TASK STATEMENT -> Please find every line in the records below that contains the word "title", and copy it.

PROVIDED INFORMATION ->

-- Opening Marker --

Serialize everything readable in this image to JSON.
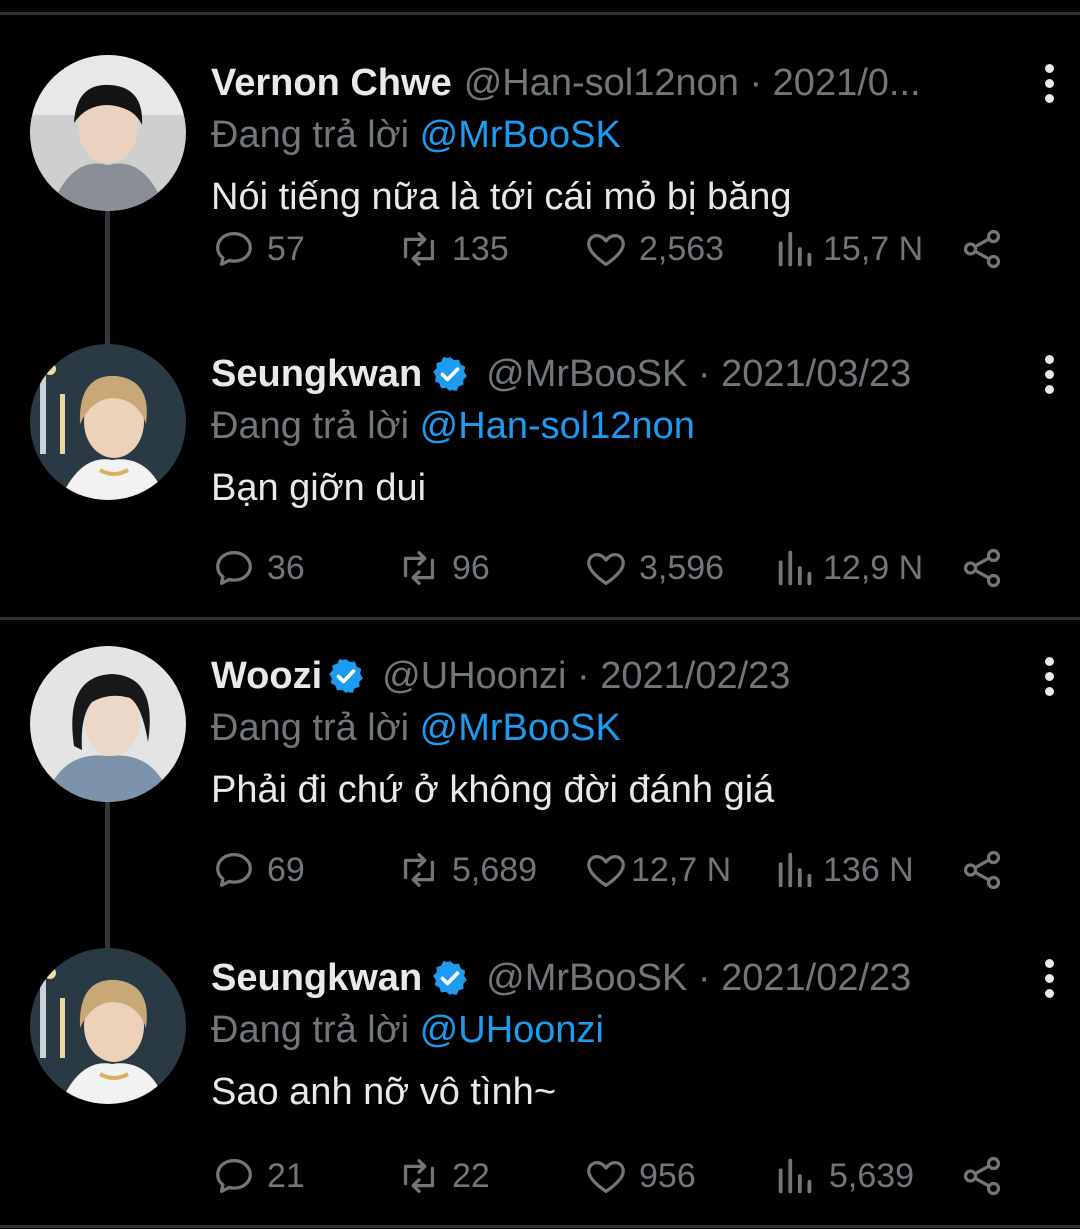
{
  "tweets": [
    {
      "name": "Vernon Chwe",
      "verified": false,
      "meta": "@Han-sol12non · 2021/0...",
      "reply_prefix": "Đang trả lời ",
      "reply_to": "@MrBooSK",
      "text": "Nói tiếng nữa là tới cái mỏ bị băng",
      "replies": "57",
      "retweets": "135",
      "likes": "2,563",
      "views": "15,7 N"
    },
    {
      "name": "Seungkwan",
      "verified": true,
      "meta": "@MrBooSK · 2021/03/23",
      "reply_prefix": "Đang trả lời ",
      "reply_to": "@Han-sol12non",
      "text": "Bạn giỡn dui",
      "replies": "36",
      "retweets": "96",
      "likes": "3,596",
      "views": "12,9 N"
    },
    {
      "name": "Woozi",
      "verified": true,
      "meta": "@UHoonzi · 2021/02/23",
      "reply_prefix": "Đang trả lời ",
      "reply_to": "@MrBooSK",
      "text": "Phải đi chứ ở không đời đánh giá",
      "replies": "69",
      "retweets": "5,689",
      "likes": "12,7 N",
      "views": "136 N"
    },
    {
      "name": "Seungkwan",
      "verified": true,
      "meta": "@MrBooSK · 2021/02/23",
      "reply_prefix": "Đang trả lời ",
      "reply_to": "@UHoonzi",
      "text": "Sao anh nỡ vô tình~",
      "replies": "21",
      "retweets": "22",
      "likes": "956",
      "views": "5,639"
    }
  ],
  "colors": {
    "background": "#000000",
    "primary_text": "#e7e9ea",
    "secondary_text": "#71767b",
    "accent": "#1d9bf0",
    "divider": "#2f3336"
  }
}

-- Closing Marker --
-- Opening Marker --

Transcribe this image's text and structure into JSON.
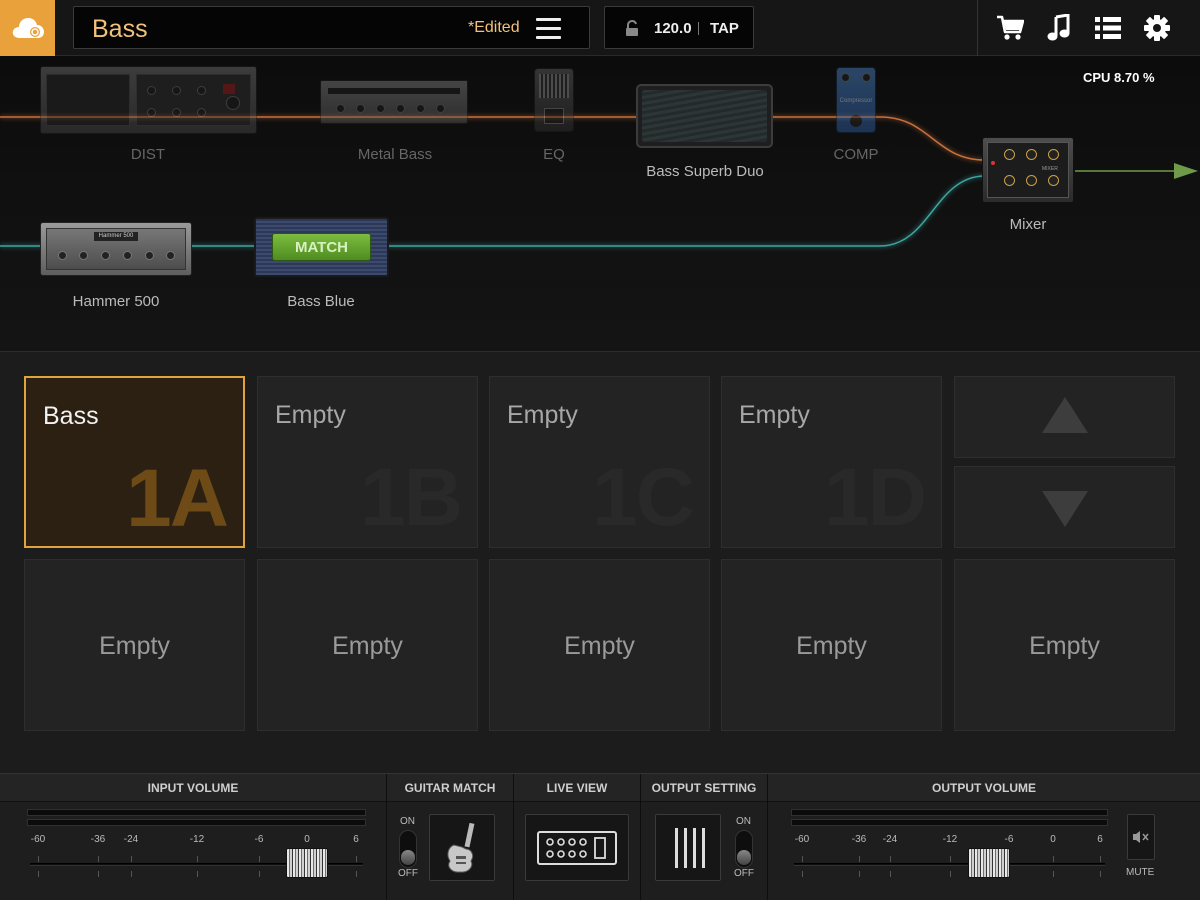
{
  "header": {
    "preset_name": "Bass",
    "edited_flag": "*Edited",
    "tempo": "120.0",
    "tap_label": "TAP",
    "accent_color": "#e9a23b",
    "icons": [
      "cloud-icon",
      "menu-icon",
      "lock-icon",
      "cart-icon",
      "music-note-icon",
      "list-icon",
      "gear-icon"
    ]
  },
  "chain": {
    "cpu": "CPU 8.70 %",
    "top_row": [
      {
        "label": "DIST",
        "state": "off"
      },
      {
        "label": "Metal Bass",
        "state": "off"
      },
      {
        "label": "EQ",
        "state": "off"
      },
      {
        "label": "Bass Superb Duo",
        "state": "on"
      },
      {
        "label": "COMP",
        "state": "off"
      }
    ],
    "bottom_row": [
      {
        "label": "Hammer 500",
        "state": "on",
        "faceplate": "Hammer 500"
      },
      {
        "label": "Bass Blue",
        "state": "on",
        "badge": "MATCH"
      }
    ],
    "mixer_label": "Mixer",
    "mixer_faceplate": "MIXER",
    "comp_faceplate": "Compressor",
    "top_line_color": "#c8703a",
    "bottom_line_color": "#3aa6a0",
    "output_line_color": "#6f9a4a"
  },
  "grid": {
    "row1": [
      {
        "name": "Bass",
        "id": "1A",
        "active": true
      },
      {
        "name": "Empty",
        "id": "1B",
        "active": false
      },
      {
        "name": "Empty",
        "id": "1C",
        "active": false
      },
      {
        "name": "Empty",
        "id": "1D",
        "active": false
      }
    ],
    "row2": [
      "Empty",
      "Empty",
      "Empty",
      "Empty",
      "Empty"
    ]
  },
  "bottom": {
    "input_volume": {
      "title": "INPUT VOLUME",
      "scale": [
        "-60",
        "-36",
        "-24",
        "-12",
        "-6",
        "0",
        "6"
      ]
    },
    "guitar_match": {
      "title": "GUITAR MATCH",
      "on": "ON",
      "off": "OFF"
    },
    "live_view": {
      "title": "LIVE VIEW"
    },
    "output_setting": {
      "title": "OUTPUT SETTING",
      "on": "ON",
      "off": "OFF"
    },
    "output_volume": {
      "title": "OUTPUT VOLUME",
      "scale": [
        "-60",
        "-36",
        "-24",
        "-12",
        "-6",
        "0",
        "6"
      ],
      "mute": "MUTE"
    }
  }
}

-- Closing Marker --

OUTPUT OF THE TASK ->
      "title": "INPUT VOLUME",
      "title": "GUITAR MATCH",
      "title": "LIVE VIEW"
      "title": "OUTPUT SETTING",
      "title": "OUTPUT VOLUME",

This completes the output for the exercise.